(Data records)
________

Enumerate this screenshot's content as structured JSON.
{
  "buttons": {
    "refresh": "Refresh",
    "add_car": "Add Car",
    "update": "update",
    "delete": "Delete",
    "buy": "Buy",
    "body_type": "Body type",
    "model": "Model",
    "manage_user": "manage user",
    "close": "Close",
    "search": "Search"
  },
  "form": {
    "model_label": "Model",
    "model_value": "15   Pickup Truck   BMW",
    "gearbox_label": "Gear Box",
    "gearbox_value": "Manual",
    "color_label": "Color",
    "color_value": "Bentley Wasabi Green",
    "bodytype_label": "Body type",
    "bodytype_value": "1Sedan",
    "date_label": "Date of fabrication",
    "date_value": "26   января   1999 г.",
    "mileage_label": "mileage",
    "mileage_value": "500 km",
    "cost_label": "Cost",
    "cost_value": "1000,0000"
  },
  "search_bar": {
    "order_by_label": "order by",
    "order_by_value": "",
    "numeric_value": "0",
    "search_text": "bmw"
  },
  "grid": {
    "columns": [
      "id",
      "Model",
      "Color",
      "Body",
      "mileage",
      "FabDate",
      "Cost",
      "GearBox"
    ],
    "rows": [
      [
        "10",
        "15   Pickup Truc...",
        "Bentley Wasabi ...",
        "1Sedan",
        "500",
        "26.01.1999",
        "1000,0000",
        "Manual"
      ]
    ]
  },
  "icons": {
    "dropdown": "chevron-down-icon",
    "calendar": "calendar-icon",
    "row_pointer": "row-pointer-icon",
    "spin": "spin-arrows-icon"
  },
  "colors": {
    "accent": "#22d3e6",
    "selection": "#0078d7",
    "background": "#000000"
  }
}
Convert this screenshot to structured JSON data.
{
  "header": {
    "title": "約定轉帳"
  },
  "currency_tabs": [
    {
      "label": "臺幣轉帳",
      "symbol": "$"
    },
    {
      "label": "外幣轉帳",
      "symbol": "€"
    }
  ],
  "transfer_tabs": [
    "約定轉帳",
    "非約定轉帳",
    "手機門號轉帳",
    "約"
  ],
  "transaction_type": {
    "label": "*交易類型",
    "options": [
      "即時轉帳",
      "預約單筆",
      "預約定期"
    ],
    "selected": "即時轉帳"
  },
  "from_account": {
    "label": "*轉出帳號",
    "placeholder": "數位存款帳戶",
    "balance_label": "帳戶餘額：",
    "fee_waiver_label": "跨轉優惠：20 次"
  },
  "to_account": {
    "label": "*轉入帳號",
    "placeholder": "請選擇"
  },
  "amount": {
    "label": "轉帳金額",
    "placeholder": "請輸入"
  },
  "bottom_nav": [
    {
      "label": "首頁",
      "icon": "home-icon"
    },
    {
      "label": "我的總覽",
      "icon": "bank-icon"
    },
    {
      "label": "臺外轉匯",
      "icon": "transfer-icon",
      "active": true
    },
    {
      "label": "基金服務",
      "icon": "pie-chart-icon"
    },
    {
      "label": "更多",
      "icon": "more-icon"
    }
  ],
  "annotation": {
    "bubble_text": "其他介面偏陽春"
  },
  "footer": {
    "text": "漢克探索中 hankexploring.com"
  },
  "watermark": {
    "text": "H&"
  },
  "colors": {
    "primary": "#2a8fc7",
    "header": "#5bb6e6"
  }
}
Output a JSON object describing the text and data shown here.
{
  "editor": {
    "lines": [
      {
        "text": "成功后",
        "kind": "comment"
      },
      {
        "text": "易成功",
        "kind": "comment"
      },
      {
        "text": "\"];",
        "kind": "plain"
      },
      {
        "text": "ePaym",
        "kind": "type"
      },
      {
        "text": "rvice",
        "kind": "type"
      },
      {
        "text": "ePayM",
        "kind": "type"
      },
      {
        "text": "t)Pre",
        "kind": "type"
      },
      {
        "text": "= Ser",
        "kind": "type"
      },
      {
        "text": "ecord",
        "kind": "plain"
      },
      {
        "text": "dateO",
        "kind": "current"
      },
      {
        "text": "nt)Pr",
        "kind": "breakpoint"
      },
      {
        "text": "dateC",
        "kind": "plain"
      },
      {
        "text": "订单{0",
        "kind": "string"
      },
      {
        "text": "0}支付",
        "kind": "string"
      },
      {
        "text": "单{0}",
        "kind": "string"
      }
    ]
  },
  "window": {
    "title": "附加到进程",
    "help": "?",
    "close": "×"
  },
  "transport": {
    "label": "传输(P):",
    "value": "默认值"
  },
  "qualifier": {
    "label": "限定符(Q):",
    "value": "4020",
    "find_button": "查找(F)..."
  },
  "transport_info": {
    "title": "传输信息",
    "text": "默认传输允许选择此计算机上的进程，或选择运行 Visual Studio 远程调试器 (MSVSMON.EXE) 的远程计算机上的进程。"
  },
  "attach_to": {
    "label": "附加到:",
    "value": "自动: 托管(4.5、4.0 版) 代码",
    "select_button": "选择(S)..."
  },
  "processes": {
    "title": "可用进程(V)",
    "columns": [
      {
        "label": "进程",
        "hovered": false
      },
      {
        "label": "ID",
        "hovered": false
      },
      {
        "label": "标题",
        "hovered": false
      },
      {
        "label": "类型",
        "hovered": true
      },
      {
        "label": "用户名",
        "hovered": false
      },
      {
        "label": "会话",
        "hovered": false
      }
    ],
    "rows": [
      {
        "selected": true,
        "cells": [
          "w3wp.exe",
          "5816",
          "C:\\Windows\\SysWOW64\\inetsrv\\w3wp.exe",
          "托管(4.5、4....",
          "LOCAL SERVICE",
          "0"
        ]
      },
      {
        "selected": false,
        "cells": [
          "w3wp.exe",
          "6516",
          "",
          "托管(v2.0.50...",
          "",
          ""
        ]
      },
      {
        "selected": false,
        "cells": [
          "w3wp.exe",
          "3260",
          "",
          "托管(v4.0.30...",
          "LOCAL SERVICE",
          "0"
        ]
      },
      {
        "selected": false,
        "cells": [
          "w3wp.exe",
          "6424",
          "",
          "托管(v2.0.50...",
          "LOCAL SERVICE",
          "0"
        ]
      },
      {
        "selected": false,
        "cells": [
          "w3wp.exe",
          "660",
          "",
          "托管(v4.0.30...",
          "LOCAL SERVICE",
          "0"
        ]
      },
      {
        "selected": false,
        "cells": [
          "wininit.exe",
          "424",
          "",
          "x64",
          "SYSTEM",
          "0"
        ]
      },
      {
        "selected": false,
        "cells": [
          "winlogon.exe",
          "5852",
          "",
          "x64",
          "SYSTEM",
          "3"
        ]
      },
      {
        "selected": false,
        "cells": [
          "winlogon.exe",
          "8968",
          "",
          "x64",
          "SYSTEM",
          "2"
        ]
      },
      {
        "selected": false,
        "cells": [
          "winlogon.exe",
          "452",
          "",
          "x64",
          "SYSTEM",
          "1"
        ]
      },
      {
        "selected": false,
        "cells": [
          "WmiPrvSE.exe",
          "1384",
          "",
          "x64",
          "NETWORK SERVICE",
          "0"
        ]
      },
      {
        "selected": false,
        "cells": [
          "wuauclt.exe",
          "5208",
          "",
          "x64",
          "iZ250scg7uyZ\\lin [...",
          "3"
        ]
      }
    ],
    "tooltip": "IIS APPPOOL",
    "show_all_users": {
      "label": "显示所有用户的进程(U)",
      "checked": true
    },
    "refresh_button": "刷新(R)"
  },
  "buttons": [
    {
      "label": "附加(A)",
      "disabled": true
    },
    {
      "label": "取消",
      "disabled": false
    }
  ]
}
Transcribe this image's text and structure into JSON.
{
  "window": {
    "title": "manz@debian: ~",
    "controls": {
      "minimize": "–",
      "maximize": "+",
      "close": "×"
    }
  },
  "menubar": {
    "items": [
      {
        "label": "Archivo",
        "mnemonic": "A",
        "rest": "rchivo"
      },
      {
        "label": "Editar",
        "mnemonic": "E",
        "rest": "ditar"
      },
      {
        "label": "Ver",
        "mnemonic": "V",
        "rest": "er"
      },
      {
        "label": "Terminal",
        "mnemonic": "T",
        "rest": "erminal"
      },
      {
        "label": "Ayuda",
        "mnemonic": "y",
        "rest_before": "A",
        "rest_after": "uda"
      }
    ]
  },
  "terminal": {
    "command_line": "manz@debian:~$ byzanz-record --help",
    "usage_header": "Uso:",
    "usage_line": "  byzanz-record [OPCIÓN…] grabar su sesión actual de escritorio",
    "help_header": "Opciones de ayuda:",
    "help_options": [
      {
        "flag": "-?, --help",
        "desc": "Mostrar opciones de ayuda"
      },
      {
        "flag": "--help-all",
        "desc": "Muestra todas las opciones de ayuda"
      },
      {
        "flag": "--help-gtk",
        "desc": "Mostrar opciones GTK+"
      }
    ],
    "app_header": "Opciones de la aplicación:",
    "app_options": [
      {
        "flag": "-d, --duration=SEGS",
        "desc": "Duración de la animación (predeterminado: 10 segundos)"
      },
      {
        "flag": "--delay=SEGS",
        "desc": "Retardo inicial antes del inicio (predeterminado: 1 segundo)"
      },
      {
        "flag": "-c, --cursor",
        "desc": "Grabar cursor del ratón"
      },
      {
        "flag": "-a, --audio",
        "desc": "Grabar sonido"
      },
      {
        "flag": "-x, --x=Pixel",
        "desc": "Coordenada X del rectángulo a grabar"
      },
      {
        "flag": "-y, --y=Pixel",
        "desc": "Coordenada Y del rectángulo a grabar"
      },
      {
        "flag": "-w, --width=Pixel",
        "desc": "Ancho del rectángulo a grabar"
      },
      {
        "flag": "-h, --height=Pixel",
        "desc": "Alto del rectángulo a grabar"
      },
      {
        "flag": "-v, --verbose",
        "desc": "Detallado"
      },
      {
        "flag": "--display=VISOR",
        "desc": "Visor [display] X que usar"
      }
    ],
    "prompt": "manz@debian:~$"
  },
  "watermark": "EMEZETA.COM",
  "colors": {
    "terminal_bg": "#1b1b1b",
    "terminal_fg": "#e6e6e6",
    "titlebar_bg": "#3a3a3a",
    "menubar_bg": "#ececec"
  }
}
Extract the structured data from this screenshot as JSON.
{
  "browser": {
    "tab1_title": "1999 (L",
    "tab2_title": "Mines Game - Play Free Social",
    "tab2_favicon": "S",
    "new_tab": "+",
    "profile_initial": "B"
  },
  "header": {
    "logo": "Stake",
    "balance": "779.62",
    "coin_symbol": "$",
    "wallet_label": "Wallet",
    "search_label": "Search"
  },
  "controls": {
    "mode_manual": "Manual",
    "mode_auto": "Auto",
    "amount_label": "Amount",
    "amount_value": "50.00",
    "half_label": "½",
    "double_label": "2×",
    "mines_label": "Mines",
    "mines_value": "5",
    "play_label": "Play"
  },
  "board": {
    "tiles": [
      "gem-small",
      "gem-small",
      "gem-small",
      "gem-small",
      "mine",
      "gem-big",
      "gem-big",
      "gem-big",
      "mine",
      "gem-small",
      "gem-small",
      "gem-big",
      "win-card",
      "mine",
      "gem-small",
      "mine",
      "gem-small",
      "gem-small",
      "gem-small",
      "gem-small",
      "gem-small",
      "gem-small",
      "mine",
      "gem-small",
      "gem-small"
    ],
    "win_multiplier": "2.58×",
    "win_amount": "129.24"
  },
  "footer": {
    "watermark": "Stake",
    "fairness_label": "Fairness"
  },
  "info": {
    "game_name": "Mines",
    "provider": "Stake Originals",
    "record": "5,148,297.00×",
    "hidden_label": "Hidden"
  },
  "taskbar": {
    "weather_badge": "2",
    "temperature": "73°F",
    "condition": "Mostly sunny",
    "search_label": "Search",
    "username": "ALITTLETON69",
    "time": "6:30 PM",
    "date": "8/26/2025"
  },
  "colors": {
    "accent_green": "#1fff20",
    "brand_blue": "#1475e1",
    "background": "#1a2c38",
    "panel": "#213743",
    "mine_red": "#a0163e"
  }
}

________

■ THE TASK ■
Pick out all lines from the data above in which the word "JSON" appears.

■ EXERCISE SOLUTION ■
Enumerate this screenshot's content as structured JSON.
Convert this screenshot to structured JSON data.
Output a JSON object describing the text and data shown here.
Transcribe this image's text and structure into JSON.
Extract the structured data from this screenshot as JSON.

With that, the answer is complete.